I think by far the most likely outcome at this stage is a minority Tory administration. After Nick Clegg’s remarks a few moments ago, it is clearly David Cameron’s ball to run with, so here’s what he could do:
First, come to some accommodation with the Ulster Unionists. This should be relatively straightforward.
Second, get on the phone to SNP leader Alex Salmond. Offer fiscal autonomy for Holyrood and a referendum on Scottish independence in return for his support. He would be a fool not to leap at the offer.
Third, since that still wouldn’t give the Tories control of the Commons, try to co-opt the Lib Dems. There’s no need for a coalition – all the Conservatives really need is Lib Dem backing for their budget. Letting Nick Clegg have his ‘Council for Financial Stability’ is an obvious olive branch.
Fourth, focus on what can be done without the need for primary legislation. In reality this is a lot: a public sector efficiency drive, a bonfire of regulations, and even the Tories’ school reforms can be accomplished via secondary legislation and administrative orders.

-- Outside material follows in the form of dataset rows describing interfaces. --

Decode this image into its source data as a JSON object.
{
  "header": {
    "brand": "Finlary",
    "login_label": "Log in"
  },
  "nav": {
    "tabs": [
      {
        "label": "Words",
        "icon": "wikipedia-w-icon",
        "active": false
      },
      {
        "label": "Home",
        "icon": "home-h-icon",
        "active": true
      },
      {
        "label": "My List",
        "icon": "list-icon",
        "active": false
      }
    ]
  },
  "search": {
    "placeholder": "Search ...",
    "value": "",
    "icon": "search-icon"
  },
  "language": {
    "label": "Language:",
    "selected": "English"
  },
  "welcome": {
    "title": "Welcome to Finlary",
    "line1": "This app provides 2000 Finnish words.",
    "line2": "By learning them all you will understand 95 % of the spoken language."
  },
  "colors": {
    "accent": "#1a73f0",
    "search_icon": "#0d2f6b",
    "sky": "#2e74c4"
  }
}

Fifth, get ready for another election within a year. Come up with a clear platform that (a) people actually understand, and (b) answers the question ‘what will a Conservative government do for me?’
The fact that the Tories only got 36.1 percent of the vote, despite facing a tired government, a discredited, disliked prime minister, and should make them ask some serious questions about their campaign. Thatcher got 43.9 percent in ’79, 42.4 percent in ’83, and 42.4 percent in ’97. John Major got 41.9 percent in ’92. Whatever the spin coming out of CCHQ, last night was not a victory for Project Cameron.